The game looks great, too, though there are hitches in performance. These are especially pronounced when you’re hurtling down the elevators that link the zero-G central
spindle to the station’s rotating habitats. It’s a minor annoyance, though, and has little impact on Tacoma’s gentle exploration. The station itself is made up of winding corridors and satisfying, chunky bulkheads. A lot of thought has gone into crafting a utilitarian space that is nonetheless designed to be lived in for long periods. It’s sometimes a surprising space, too. One moment you’re prowling the dark, businesslike medbay, then you discover the tea room – an observation deck full of plants with a little table. It’s easy to imagine crew members enjoying a hot beverage and looking out at the stars here. Even though the crew isn’t around any more, their decorations and general life-clutter bring a warm sense of humanity to Tacoma’s grey corridors.
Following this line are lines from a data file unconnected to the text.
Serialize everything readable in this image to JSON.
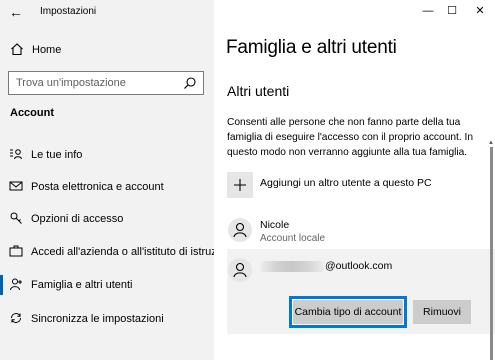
{
  "window": {
    "title": "Impostazioni",
    "controls": {
      "minimize": "—",
      "maximize": "☐",
      "close": "✕"
    }
  },
  "sidebar": {
    "back_icon": "←",
    "home_label": "Home",
    "search_placeholder": "Trova un'impostazione",
    "section_label": "Account",
    "items": [
      {
        "label": "Le tue info",
        "icon": "person-card-icon",
        "selected": false
      },
      {
        "label": "Posta elettronica e account",
        "icon": "mail-icon",
        "selected": false
      },
      {
        "label": "Opzioni di accesso",
        "icon": "key-icon",
        "selected": false
      },
      {
        "label": "Accedi all'azienda o all'istituto di istruzione",
        "icon": "briefcase-icon",
        "selected": false
      },
      {
        "label": "Famiglia e altri utenti",
        "icon": "person-add-icon",
        "selected": true
      },
      {
        "label": "Sincronizza le impostazioni",
        "icon": "sync-icon",
        "selected": false
      }
    ]
  },
  "main": {
    "title": "Famiglia e altri utenti",
    "section_title": "Altri utenti",
    "description": "Consenti alle persone che non fanno parte della tua famiglia di eseguire l'accesso con il proprio account. In questo modo non verranno aggiunte alla tua famiglia.",
    "add_user_label": "Aggiungi un altro utente a questo PC",
    "users": [
      {
        "name": "Nicole",
        "type": "Account locale"
      },
      {
        "email_suffix": "@outlook.com"
      }
    ],
    "change_type_button": "Cambia tipo di account",
    "remove_button": "Rimuovi"
  },
  "colors": {
    "accent": "#0078d7",
    "sidebar_bg": "#f2f2f2",
    "button_bg": "#cccccc"
  }
}
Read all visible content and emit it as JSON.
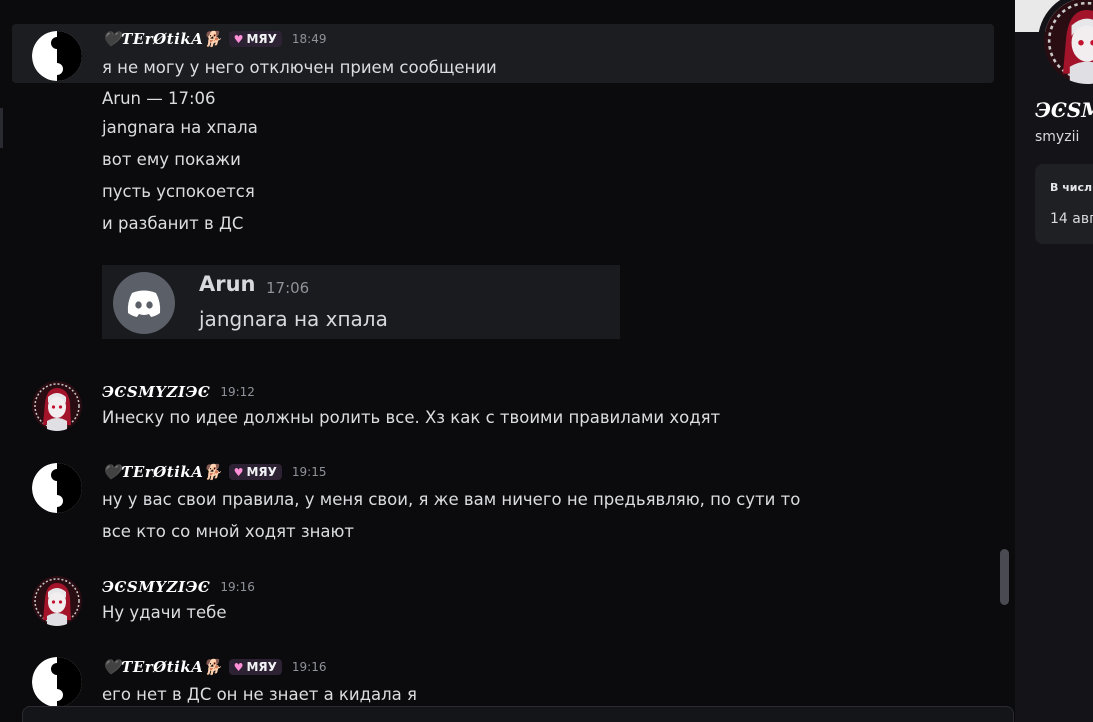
{
  "messages": {
    "first": {
      "username": "🖤ƬErØtikA🐕",
      "badge": "МЯУ",
      "time": "18:49",
      "line": "я не могу у него отключен прием сообщении"
    },
    "plain_lines": [
      "Arun — 17:06",
      "jangnara на хпала",
      "вот ему покажи",
      "пусть успокоется",
      "и разбанит в ДС"
    ],
    "embed": {
      "author": "Arun",
      "time": "17:06",
      "text": "jangnara на хпала"
    },
    "smyzi_1": {
      "username": "ЭϾSMYZIЭϾ",
      "time": "19:12",
      "line": "Инеску по идее должны ролить все. Хз как с твоими правилами ходят"
    },
    "erotika_2": {
      "username": "🖤ƬErØtikA🐕",
      "badge": "МЯУ",
      "time": "19:15",
      "line1": "ну у вас свои правила, у меня свои, я же вам ничего не предьявляю, по сути то",
      "line2": "все кто со мной ходят знают"
    },
    "smyzi_2": {
      "username": "ЭϾSMYZIЭϾ",
      "time": "19:16",
      "line": "Ну удачи тебе"
    },
    "erotika_3": {
      "username": "🖤ƬErØtikA🐕",
      "badge": "МЯУ",
      "time": "19:16",
      "line": "его нет в ДС он не знает а кидала я"
    }
  },
  "profile": {
    "name": "ЭϾSM",
    "username": "smyzii",
    "card_title": "В числ",
    "card_date": "14 авг"
  },
  "colors": {
    "background": "#0b0b0d",
    "highlight": "#1c1d21",
    "text": "#dcdde1",
    "muted": "#8f929a",
    "badge_bg": "#2c2233",
    "heart_badge": "#ff8fd6"
  }
}
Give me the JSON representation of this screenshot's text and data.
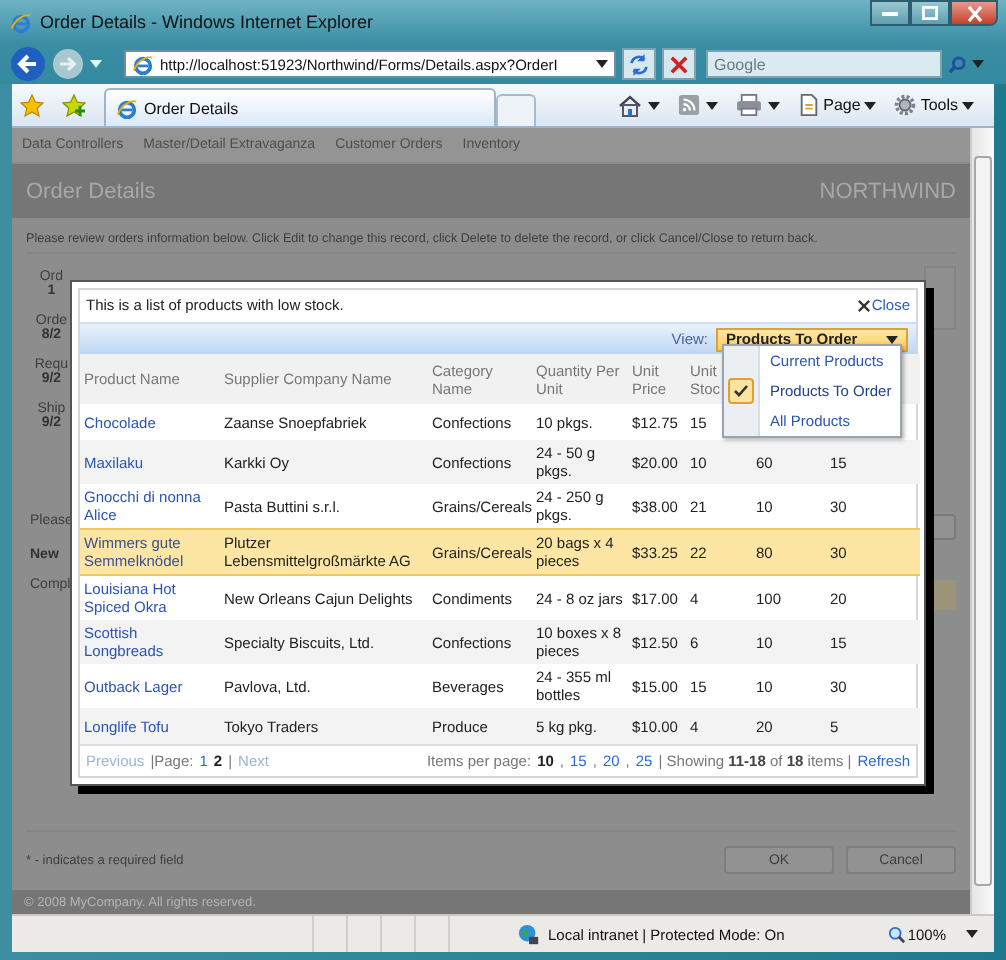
{
  "window": {
    "title": "Order Details - Windows Internet Explorer"
  },
  "address_bar": {
    "url": "http://localhost:51923/Northwind/Forms/Details.aspx?OrderI"
  },
  "search": {
    "placeholder": "Google"
  },
  "tabs": [
    {
      "label": "Order Details",
      "selected": true
    }
  ],
  "commands": [
    {
      "kind": "page",
      "label": "Page"
    },
    {
      "kind": "tools",
      "label": "Tools"
    }
  ],
  "page": {
    "nav": [
      "Data Controllers",
      "Master/Detail Extravaganza",
      "Customer Orders",
      "Inventory"
    ],
    "title": "Order Details",
    "brand": "NORTHWIND",
    "instructions": "Please review orders information below. Click Edit to change this record, click Delete to delete the record, or click Cancel/Close to return back.",
    "fields": [
      {
        "label": "Ord",
        "value": "1"
      },
      {
        "label": "Orde",
        "value": "8/2"
      },
      {
        "label": "Requ",
        "value": "9/2"
      },
      {
        "label": "Ship",
        "value": "9/2"
      }
    ],
    "section_texts": [
      {
        "kind": "prompt",
        "text": "Please"
      },
      {
        "kind": "heading",
        "text": "New"
      },
      {
        "kind": "prompt",
        "text": "Compl"
      }
    ],
    "note": "* - indicates a required field",
    "buttons": [
      "OK",
      "Cancel"
    ],
    "footer": "© 2008 MyCompany. All rights reserved."
  },
  "dialog": {
    "description": "This is a list of products with low stock.",
    "close": "Close",
    "view_label": "View:",
    "view_value": "Products To Order",
    "view_menu": {
      "expanded": true,
      "options": [
        {
          "label": "Current Products",
          "selected": false
        },
        {
          "label": "Products To Order",
          "selected": true
        },
        {
          "label": "All Products",
          "selected": false
        }
      ]
    },
    "columns": [
      {
        "label": "Product Name"
      },
      {
        "label": "Supplier Company Name"
      },
      {
        "label": "Category Name"
      },
      {
        "label": "Quantity Per Unit"
      },
      {
        "label": "Unit Price"
      },
      {
        "label": "Unit Stoc"
      }
    ],
    "rows": [
      {
        "selected": false,
        "cells": [
          "Chocolade",
          "Zaanse Snoepfabriek",
          "Confections",
          "10 pkgs.",
          "$12.75",
          "15"
        ]
      },
      {
        "selected": false,
        "cells": [
          "Maxilaku",
          "Karkki Oy",
          "Confections",
          "24 - 50 g pkgs.",
          "$20.00",
          "10",
          "60",
          "15"
        ]
      },
      {
        "selected": false,
        "cells": [
          "Gnocchi di nonna Alice",
          "Pasta Buttini s.r.l.",
          "Grains/Cereals",
          "24 - 250 g pkgs.",
          "$38.00",
          "21",
          "10",
          "30"
        ]
      },
      {
        "selected": true,
        "cells": [
          "Wimmers gute Semmelknödel",
          "Plutzer Lebensmittelgroßmärkte AG",
          "Grains/Cereals",
          "20 bags x 4 pieces",
          "$33.25",
          "22",
          "80",
          "30"
        ]
      },
      {
        "selected": false,
        "cells": [
          "Louisiana Hot Spiced Okra",
          "New Orleans Cajun Delights",
          "Condiments",
          "24 - 8 oz jars",
          "$17.00",
          "4",
          "100",
          "20"
        ]
      },
      {
        "selected": false,
        "cells": [
          "Scottish Longbreads",
          "Specialty Biscuits, Ltd.",
          "Confections",
          "10 boxes x 8 pieces",
          "$12.50",
          "6",
          "10",
          "15"
        ]
      },
      {
        "selected": false,
        "cells": [
          "Outback Lager",
          "Pavlova, Ltd.",
          "Beverages",
          "24 - 355 ml bottles",
          "$15.00",
          "15",
          "10",
          "30"
        ]
      },
      {
        "selected": false,
        "cells": [
          "Longlife Tofu",
          "Tokyo Traders",
          "Produce",
          "5 kg pkg.",
          "$10.00",
          "4",
          "20",
          "5"
        ]
      }
    ],
    "pager_left": [
      {
        "kind": "link",
        "label": "Previous",
        "disabled": true,
        "selected": false
      },
      {
        "kind": "text",
        "label": "|Page:"
      },
      {
        "kind": "link",
        "label": "1",
        "disabled": false,
        "selected": false
      },
      {
        "kind": "link",
        "label": "2",
        "disabled": false,
        "selected": true
      },
      {
        "kind": "text",
        "label": "|"
      },
      {
        "kind": "link",
        "label": "Next",
        "disabled": true,
        "selected": false
      }
    ],
    "pager_right": [
      {
        "kind": "text",
        "label": "Items per page:"
      },
      {
        "kind": "link",
        "label": "10",
        "disabled": false,
        "selected": true
      },
      {
        "kind": "text",
        "label": ","
      },
      {
        "kind": "link",
        "label": "15",
        "disabled": false,
        "selected": false
      },
      {
        "kind": "text",
        "label": ","
      },
      {
        "kind": "link",
        "label": "20",
        "disabled": false,
        "selected": false
      },
      {
        "kind": "text",
        "label": ","
      },
      {
        "kind": "link",
        "label": "25",
        "disabled": false,
        "selected": false
      },
      {
        "kind": "text",
        "label": "| Showing **11-18** of **18** items |"
      },
      {
        "kind": "link",
        "label": "Refresh",
        "disabled": false,
        "selected": false
      }
    ]
  },
  "status_bar": {
    "zone": "Local intranet | Protected Mode: On",
    "zoom": "100%"
  }
}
The station is managed by Odin’s soothing presence. The AI is an interesting character itself; grown over time ‘like a redwood’ and moved between owners so that it can learn to better interact with humans, Odin is part of a richly conceived science fiction setting. The station is owned by the Venturis corporation, which keeps its crew in a form of servitude with a series of loyalty rewards and punishing insurance arrangements. Details of Venturis’ activities are artfully seeded in Tacoma’s clutter, and each crew member has their debts to pay. As Gone Home played with players’ haunted house expectations, Odin’s calm voice and secretive nature deliberately evokes 2001: A Space Odyssey’s Hal 9000 AI, but then plays with that in interesting ways. We don’t want to spoil any story details, but it’s a satisfying tale with some surprising twists.
It’s amazing that Tacoma manages to cram so much into such a short space of time. If you rush through you can polish off the whole thing in two hours, but the game is far better if you take your time and properly explore every shelf. Tacoma is also worth replaying once you know what’s going on. When you know how the game ends, small details earlier on take on fresh context. As with a good book, particular moments and decisions stayed with us, and part of us still wants to go back and discover new stories beyond the station carapace. It’s a good sign when it feels as though a game’s wider fiction is strong enough to sustain more stories elsewhere in the universe.
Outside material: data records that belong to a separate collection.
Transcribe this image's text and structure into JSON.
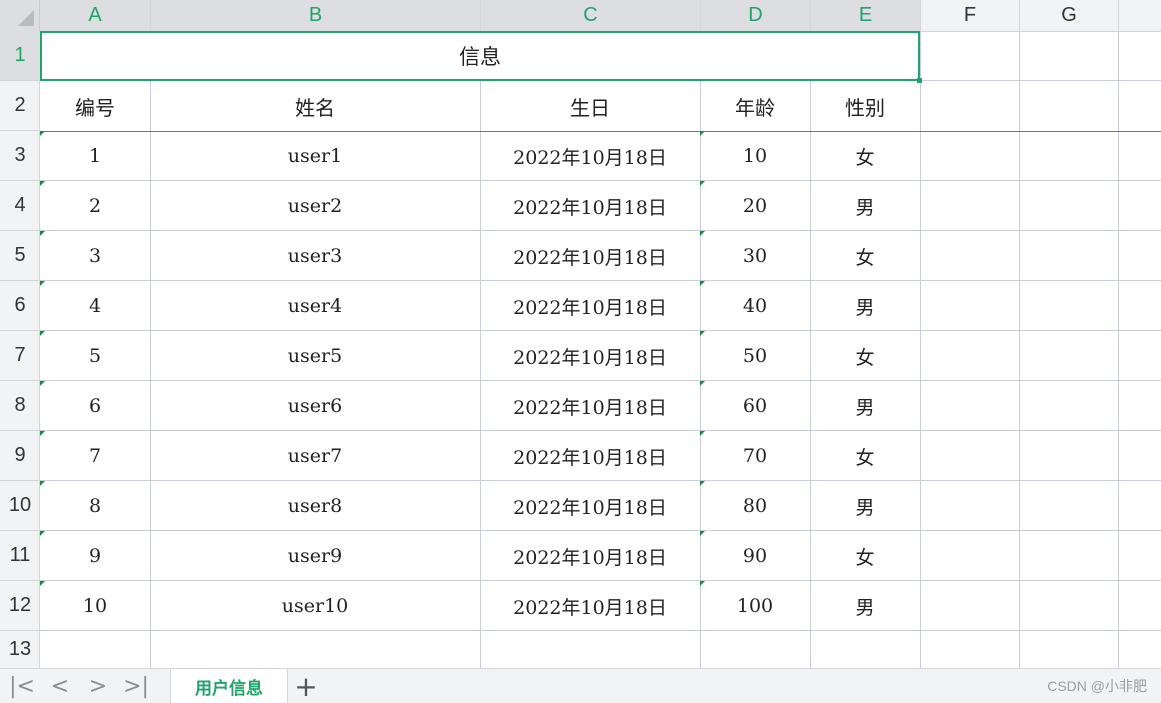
{
  "columns": [
    "A",
    "B",
    "C",
    "D",
    "E",
    "F",
    "G"
  ],
  "rows": [
    "1",
    "2",
    "3",
    "4",
    "5",
    "6",
    "7",
    "8",
    "9",
    "10",
    "11",
    "12",
    "13"
  ],
  "title": "信息",
  "headers": [
    "编号",
    "姓名",
    "生日",
    "年龄",
    "性别"
  ],
  "records": [
    [
      "1",
      "user1",
      "2022年10月18日",
      "10",
      "女"
    ],
    [
      "2",
      "user2",
      "2022年10月18日",
      "20",
      "男"
    ],
    [
      "3",
      "user3",
      "2022年10月18日",
      "30",
      "女"
    ],
    [
      "4",
      "user4",
      "2022年10月18日",
      "40",
      "男"
    ],
    [
      "5",
      "user5",
      "2022年10月18日",
      "50",
      "女"
    ],
    [
      "6",
      "user6",
      "2022年10月18日",
      "60",
      "男"
    ],
    [
      "7",
      "user7",
      "2022年10月18日",
      "70",
      "女"
    ],
    [
      "8",
      "user8",
      "2022年10月18日",
      "80",
      "男"
    ],
    [
      "9",
      "user9",
      "2022年10月18日",
      "90",
      "女"
    ],
    [
      "10",
      "user10",
      "2022年10月18日",
      "100",
      "男"
    ]
  ],
  "sheet_tab": "用户信息",
  "add_sheet": "+",
  "nav": {
    "first": "|<",
    "prev": "<",
    "next": ">",
    "last": ">|"
  },
  "watermark": "CSDN @小非肥",
  "colors": {
    "accent": "#1fa46a",
    "header_bg": "#f2f3f5",
    "grid_line": "#c9cdda"
  }
}
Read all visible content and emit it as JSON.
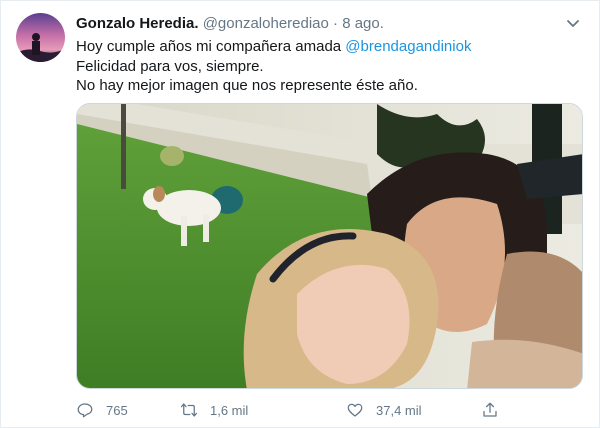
{
  "tweet": {
    "author_name": "Gonzalo Heredia.",
    "handle": "@gonzaloherediao",
    "separator": "·",
    "date": "8 ago.",
    "text": {
      "line1_prefix": "Hoy cumple años mi compañera amada ",
      "line1_mention": "@brendagandiniok",
      "line2": "Felicidad para vos, siempre.",
      "line3": "No hay mejor imagen que nos represente éste año."
    },
    "stats": {
      "replies": "765",
      "retweets": "1,6 mil",
      "likes": "37,4 mil"
    }
  },
  "icons": {
    "caret": "chevron-down-icon",
    "reply": "reply-icon",
    "retweet": "retweet-icon",
    "like": "heart-icon",
    "share": "share-icon"
  },
  "colors": {
    "text": "#14171a",
    "secondary": "#657786",
    "link": "#1b95e0",
    "border": "#e6ecf0"
  }
}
Tacoma is the latest in a series of short narrative games that are creating clever new ways to tell stories. Tacoma is great because you have to actively participate to uncover story beats and connect them into an overall narrative. This is a significant improvement over comparable story games such as Everybody’s Gone To The Rapture, which tells you a story with a series of virtual plays, but without the enticing ability to control the actors. Even the enchanting What Remains Of Edith Finch prefers to funnel you forcefully through its story beats. Tacoma is a puzzle rather than a slideshow, and it tells a story in a way that only a game could. Even with its uneven performance and short length, it’s an easy recommendation to anyone who enjoys a well-constructed yarn in a compelling world.
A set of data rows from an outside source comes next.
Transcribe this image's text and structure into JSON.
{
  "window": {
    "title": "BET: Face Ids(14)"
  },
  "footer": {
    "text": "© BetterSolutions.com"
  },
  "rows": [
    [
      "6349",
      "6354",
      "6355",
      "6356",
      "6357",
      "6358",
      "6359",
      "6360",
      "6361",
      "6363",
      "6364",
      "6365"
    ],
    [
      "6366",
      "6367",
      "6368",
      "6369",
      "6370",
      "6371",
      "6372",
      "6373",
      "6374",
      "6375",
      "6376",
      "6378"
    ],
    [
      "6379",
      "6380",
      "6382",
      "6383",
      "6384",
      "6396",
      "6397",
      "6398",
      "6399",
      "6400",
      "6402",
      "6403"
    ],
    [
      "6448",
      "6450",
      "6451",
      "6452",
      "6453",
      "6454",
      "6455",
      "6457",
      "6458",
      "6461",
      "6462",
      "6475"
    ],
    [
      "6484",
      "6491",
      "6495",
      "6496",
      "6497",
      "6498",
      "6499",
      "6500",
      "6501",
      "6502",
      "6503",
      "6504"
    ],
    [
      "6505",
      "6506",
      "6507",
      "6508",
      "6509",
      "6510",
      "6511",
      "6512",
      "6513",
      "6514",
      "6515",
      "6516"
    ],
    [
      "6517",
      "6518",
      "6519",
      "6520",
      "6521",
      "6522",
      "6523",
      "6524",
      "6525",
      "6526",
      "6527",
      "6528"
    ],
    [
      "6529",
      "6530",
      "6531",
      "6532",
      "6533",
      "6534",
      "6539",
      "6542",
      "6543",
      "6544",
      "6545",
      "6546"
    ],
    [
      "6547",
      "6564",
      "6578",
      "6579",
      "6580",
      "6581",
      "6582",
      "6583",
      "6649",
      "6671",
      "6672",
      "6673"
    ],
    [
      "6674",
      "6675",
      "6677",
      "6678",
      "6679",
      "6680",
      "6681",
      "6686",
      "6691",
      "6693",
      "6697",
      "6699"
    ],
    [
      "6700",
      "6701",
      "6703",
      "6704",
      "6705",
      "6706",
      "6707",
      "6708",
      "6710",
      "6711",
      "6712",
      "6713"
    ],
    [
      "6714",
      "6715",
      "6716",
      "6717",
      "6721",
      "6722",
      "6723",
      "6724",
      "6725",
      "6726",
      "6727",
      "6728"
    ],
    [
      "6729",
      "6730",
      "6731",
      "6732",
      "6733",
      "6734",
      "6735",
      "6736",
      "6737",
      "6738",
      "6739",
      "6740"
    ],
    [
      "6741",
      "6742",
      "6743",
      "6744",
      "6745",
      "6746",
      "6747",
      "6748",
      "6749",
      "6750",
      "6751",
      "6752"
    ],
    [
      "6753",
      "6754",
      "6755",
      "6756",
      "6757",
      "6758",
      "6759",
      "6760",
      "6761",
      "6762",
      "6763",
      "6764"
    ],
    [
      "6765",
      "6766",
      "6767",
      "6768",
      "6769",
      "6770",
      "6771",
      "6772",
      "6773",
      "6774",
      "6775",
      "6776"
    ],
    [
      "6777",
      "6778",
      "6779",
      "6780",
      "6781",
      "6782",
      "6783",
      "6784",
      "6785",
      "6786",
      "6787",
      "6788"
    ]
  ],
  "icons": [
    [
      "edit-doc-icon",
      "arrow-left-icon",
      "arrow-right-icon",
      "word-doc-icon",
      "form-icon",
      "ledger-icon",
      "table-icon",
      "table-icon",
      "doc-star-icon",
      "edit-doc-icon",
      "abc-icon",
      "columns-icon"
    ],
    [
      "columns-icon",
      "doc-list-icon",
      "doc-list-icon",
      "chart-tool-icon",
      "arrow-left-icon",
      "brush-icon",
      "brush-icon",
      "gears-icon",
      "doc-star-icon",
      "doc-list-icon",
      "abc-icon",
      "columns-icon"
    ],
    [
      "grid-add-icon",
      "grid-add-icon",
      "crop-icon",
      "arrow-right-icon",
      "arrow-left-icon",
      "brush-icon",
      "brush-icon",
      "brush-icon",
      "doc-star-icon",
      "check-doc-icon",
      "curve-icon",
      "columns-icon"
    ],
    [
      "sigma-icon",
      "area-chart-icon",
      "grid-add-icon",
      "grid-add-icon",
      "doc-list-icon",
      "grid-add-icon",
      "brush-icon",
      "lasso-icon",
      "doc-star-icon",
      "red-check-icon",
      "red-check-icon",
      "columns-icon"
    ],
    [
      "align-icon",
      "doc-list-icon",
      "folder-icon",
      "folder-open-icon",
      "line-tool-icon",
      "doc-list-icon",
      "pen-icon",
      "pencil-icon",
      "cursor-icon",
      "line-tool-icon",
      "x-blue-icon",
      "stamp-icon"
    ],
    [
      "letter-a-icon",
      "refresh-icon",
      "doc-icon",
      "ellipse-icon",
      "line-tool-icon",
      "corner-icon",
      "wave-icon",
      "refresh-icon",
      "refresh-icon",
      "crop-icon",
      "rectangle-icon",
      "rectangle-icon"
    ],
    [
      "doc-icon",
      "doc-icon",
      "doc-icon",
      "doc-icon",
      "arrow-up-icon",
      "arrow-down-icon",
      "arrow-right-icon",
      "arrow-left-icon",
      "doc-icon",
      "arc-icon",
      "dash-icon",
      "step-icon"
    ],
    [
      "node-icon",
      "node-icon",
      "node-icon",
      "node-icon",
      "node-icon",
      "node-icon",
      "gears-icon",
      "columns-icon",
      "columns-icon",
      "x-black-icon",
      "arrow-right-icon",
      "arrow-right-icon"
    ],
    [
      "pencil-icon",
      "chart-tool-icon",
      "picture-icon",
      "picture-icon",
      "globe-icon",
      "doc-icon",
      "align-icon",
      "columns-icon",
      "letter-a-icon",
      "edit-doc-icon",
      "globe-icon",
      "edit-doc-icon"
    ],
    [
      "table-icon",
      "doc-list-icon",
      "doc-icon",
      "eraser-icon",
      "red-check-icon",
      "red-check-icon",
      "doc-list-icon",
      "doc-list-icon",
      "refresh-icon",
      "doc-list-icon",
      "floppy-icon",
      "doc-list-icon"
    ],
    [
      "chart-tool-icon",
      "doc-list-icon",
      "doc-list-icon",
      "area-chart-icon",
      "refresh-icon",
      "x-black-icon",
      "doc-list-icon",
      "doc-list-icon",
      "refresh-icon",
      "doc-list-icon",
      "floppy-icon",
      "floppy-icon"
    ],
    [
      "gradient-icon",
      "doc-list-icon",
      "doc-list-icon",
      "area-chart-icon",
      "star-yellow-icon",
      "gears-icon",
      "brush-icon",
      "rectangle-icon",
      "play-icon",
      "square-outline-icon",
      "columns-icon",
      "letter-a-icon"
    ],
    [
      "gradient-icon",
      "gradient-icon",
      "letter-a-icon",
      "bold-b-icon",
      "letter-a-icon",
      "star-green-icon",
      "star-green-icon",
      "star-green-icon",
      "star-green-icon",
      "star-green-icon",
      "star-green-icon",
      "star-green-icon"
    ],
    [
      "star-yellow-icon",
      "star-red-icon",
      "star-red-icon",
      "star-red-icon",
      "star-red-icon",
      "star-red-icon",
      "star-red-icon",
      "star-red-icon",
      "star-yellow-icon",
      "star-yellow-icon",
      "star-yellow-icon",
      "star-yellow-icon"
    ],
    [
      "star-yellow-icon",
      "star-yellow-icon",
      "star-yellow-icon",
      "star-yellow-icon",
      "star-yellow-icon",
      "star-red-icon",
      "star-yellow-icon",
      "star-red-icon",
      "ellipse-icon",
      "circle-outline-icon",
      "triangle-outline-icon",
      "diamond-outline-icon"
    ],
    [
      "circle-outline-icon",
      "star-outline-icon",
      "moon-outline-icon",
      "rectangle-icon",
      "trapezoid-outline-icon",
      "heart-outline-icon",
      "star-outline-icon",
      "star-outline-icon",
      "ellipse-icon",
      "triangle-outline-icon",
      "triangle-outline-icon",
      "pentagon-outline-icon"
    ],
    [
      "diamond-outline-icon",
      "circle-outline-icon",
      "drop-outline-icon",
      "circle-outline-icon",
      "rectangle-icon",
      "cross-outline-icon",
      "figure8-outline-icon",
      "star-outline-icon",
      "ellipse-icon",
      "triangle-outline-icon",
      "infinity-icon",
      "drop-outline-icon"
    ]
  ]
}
“When you know how the game ends small details earlier on take on fresh context”
right Why don’t the projections wear those party hats on the table?
far Right The small private moments feel as big as the ones that include everyone.
left More party hat questions: where did the crew get them from? Did they pack them in advance ‘just in case’ they needed to party? Or are they essential space station equipment?